For me the real test of any toy begins with the magical moment you open the box for the first time. If I get that “Christmas morning” feeling, we’re off to a good start.
Lego hits the spot every now and then, because there’s nothing sweeter in the world than the magical rattle of plastic bricks. But I hold back a little.
With educational toys this is a tall order though. They’re a bit like vegetables, in that it’s possible for them to be delicious, but the fact that they’re good for us raises doubts (or maybe it’s just my self-destructive personality talking).
Opening my goodie box from Technology Will Save Us (TWSU), however, I found that familiar feeling of joy, mixed with a small measure that I was no longer a kid. Since this technically counts as work no matter what, I settled on happily playing around with the pretty shiny stuff.
TWSU kits are beautiful. Each is based on a theme or project, and comes with all the hardware you need to make it something fun while learning about technology (and a bunch of other things).

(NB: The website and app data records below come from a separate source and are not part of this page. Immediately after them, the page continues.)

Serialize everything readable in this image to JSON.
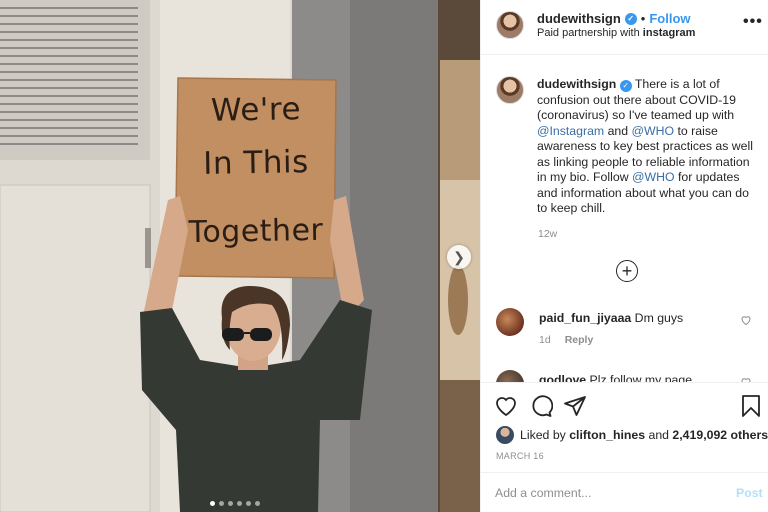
{
  "post": {
    "sign_lines": [
      "We're",
      "In This",
      "Together"
    ],
    "carousel": {
      "slides": 6,
      "active_index": 0
    }
  },
  "header": {
    "username": "dudewithsign",
    "separator": "•",
    "follow_label": "Follow",
    "partnership_prefix": "Paid partnership with",
    "partner": "instagram",
    "more_label": "•••"
  },
  "caption": {
    "username": "dudewithsign",
    "text_1": " There is a lot of confusion out there about COVID-19 (coronavirus) so I've teamed up with ",
    "mention_1": "@Instagram",
    "text_2": " and ",
    "mention_2": "@WHO",
    "text_3": " to raise awareness to key best practices as well as linking people to reliable information in my bio. Follow ",
    "mention_3": "@WHO",
    "text_4": " for updates and information about what you can do to keep chill.",
    "time": "12w"
  },
  "comments": [
    {
      "username": "paid_fun_jiyaaa",
      "text": " Dm guys",
      "time": "1d",
      "reply_label": "Reply"
    },
    {
      "username": "godlove",
      "text": " Plz follow my page",
      "time": "",
      "reply_label": ""
    }
  ],
  "likes": {
    "prefix": "Liked by ",
    "user": "clifton_hines",
    "middle": " and ",
    "count": "2,419,092 others"
  },
  "date": "MARCH 16",
  "add_comment": {
    "placeholder": "Add a comment...",
    "post_label": "Post"
  },
  "colors": {
    "accent": "#3897f0",
    "post_disabled": "#b2dffc",
    "muted": "#8e8e8e",
    "text": "#262626"
  },
  "icons": [
    "verified-badge-icon",
    "more-options-icon",
    "load-more-icon",
    "heart-icon",
    "comment-icon",
    "share-icon",
    "bookmark-icon",
    "next-arrow-icon"
  ]
}
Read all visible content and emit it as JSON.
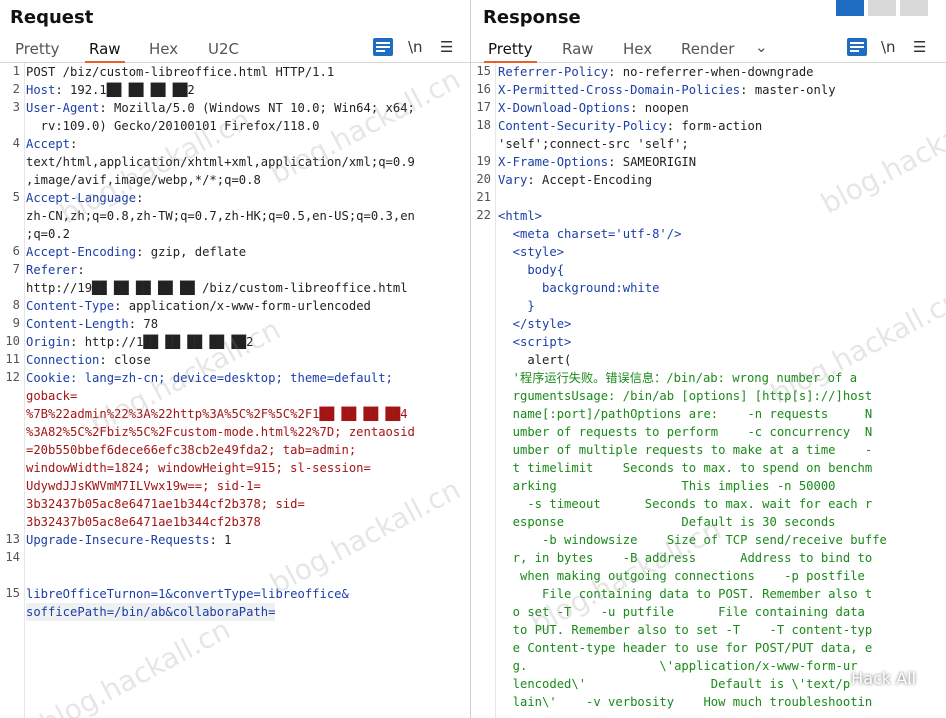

My DIY gamer kit included all the components for me to put together a handheld game console, powered by the Arduino Uno that came with it. Once you have the hardware setup, you can go online and peruse the step-by-step manuals and videos to code your own game. You are also encouraged to tap into the wider Arduino open source community and invent your own projects.
In my other little box of delights was a “Thirsty Plant Kit” where you build a solar-powered plaster of paris moisture sensor. I love the fact that it provides all kinds of outlets for teaching kids about biology, and even making them understand more about what they need in order to survive and thrive. Encourages caring for nature and living things. I didn’t go over how to turn it into a water bomb like the kit’s instructions, but I loved the option.
Technology Will Save Us co-founder and CEO Bethany Coby told me that her kit was designed to encourage active play and adventure with technology as well as learning. They should be a fun option for summer vacations, not something that poses as chores or extra studying.
Earlier this year TWSU launched a crowdfunding campaign for its first wearable, the Mover Kit, and reached 90% of its Kickstarter goal in the first 48 hours. Since then he has raised a total of over $129,000 from 1800 supporters in 60 countries. They have also garnered retail partnerships to market the kits in various regions and have been selected as one of the “Toy to Watch” in 2016 by Forbes.
For a self-confessed technophile, and someone who has worked with more than my fair share of startups, what stands out about these kits is the elegance with which they combine principles like agile development and user-centricity. apply.
These approaches – which require constant testing and iteration – are at the heart of product development when it comes to apps and software, but here you can find them in everything from the eye-catching color scheme of boxes to the careful layout and presentation of components. I see.
Everything is carefully labeled, with clear and prominent instructions that even an adult doesn’t manage to patronize. These are all things that make the user experience flow so smoothly, whether you’re a kid or a little older—but still—into their prime.
So if you’re starting to run out of ideas on what to do to keep kids entertained during the summer holidays, technology can actually come to the rescue in more ways than one.